=== Section Start ===

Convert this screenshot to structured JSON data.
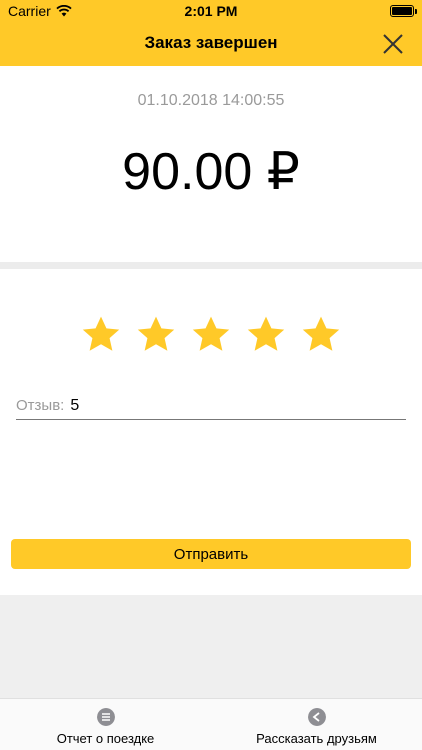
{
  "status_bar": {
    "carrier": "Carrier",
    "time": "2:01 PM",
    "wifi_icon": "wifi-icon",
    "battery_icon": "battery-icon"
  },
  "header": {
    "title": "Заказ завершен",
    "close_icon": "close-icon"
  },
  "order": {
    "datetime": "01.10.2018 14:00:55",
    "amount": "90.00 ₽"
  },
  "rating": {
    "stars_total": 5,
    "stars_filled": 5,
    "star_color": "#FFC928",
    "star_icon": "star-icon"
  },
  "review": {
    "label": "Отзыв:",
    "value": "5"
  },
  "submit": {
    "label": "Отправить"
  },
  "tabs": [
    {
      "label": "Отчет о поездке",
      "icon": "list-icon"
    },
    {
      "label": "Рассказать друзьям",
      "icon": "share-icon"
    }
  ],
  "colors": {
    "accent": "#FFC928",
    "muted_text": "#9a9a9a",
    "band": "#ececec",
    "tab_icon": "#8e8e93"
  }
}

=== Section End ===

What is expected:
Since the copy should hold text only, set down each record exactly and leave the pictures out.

Exercise answer:
Convert this screenshot to structured JSON data.
{
  "status_bar": {
    "carrier": "Carrier",
    "time": "2:01 PM",
    "wifi_icon": "wifi-icon",
    "battery_icon": "battery-icon"
  },
  "header": {
    "title": "Заказ завершен",
    "close_icon": "close-icon"
  },
  "order": {
    "datetime": "01.10.2018 14:00:55",
    "amount": "90.00 ₽"
  },
  "rating": {
    "stars_total": 5,
    "stars_filled": 5,
    "star_color": "#FFC928",
    "star_icon": "star-icon"
  },
  "review": {
    "label": "Отзыв:",
    "value": "5"
  },
  "submit": {
    "label": "Отправить"
  },
  "tabs": [
    {
      "label": "Отчет о поездке",
      "icon": "list-icon"
    },
    {
      "label": "Рассказать друзьям",
      "icon": "share-icon"
    }
  ],
  "colors": {
    "accent": "#FFC928",
    "muted_text": "#9a9a9a",
    "band": "#ececec",
    "tab_icon": "#8e8e93"
  }
}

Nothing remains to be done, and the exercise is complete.